Go line by line through the entries below and copy those containing the string "value".

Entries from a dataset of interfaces
----

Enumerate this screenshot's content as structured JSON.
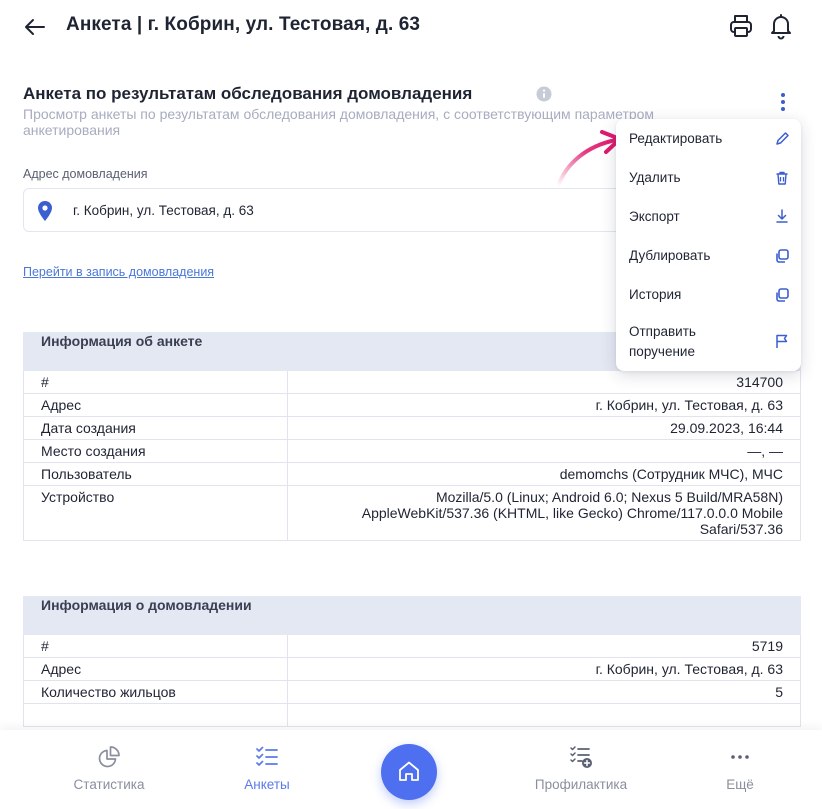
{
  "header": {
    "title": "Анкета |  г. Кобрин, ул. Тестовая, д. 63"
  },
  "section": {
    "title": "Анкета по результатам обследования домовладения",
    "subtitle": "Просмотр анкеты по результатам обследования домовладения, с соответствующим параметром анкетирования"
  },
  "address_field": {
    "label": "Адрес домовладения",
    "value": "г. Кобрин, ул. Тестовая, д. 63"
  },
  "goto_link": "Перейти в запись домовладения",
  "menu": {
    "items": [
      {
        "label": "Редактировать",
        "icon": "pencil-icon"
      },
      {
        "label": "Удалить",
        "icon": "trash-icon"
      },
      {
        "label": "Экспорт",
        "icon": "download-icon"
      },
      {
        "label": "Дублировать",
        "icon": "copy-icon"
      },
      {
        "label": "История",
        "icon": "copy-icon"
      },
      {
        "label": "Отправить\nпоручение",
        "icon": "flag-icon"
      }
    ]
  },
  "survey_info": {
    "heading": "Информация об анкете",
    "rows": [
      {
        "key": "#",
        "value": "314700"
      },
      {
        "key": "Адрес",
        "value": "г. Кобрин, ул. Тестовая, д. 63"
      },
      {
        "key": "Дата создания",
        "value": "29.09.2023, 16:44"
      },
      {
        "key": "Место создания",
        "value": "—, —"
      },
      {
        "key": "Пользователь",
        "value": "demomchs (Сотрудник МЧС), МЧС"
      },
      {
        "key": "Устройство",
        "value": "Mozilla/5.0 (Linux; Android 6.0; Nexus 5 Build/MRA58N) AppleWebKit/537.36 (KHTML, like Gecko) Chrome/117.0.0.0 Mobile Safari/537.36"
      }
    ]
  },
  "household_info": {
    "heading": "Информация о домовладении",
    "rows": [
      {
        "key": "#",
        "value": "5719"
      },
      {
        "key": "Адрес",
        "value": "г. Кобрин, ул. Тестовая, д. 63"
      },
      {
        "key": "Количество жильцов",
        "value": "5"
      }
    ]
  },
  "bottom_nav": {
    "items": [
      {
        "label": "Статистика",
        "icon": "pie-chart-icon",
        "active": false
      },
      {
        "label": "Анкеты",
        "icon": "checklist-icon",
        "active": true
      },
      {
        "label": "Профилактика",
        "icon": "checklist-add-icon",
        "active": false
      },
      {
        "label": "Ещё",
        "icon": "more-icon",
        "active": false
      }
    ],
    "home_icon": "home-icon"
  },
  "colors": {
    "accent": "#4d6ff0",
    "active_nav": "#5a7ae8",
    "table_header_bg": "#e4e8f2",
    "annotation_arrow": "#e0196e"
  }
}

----

# [YOUR RESPONSE]
    "value": "г. Кобрин, ул. Тестовая, д. 63"
        "value": "314700"
        "value": "г. Кобрин, ул. Тестовая, д. 63"
        "value": "29.09.2023, 16:44"
        "value": "—, —"
        "value": "demomchs (Сотрудник МЧС), МЧС"
        "value": "Mozilla/5.0 (Linux; Android 6.0; Nexus 5 Build/MRA58N) AppleWebKit/537.36 (KHTML, like Gecko) Chrome/117.0.0.0 Mobile Safari/537.36"
        "value": "5719"
        "value": "г. Кобрин, ул. Тестовая, д. 63"
        "value": "5"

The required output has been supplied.